Research and Publications in Space Law Workshop
The University of Nebraska College of Law’s Space, Cyber, and Telecom (SCT) Law Program was selected by NASA to establish the Space Law Network (SLN). As part of this program, SCT leadership, Professor and Co-Director Matt Schaefer and Executive Director Elsbeth Magilton hosted the Nebraska Publications in Space Law Workshop in Lincoln, NE on April 6-7, 2019.
Part of the Space Law Network initiative was the creation of this weekend workshop, intended to help students and new scholars focus on publication and scholarly writing in the field of space law. Some travel stipends were provided via the NASA program award and self-funded attendees were also encouraged to register for the workshop.
Over 27 unique institutions were represented over the weekend.
The workshop featured a mixture of sessions detailing the international and domestic foundations of space law, including multiple practice focus areas, while highlighting holes in current policy or scholarship ripe for discussion. The workshop also included working sessions, dedicated to developing topics and outlines, and sessions on legal research and “how-to” publish in a variety of forums.

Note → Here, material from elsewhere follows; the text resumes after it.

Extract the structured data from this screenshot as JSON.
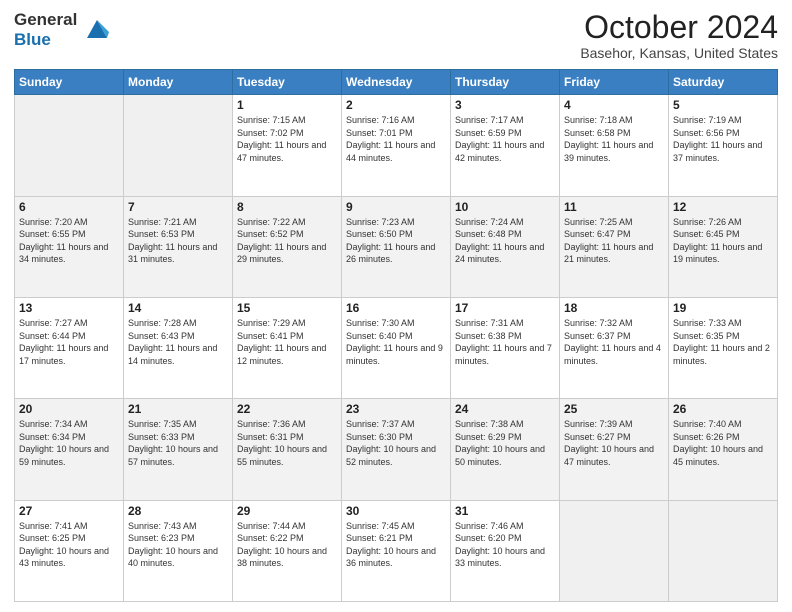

Our key objective was that every attendee walked away from the weekend with an idea (or two), the beginning of an outline and questions to be considered, and a plan of action for publishing their work in their desired venue. Ultimately we hope to see a notable increase in new scholarship in space law in the coming year.
Following the workshop the Space Law Network hosted the "NASA Space Law Network Writing Competition." Papers were encouraged to discuss a current issue in space law ranging from treaties and foreign space legislation, U.S. space legislation and the intersections of domestic space law and international law, arms control and the law of armed conflict in space, procurement and government contracting, ITAR and export control, contracting and transactional practice, to intellectual property, and/or other areas of law intersecting with space law.
Unfortunately, none of the papers received met the caliber necessary to take the stage and present at the conference. While no paper was selected for the competition, the group reviewing the submissions appreciated the time the energy taken to write and submit the paper and offered authors who submitted to the competition a travel reimbursement stipend for the conference, allowing them to reimburse your airfare and hotel in DC (three nights) for the conference. This includes the NASA Goddard student visit the day prior to the conference (10/17), a networking reception following the conference (10/18), and the option to extend the return airline ticket return date to accommodate attending the International Astronautical Congress the following week in DC.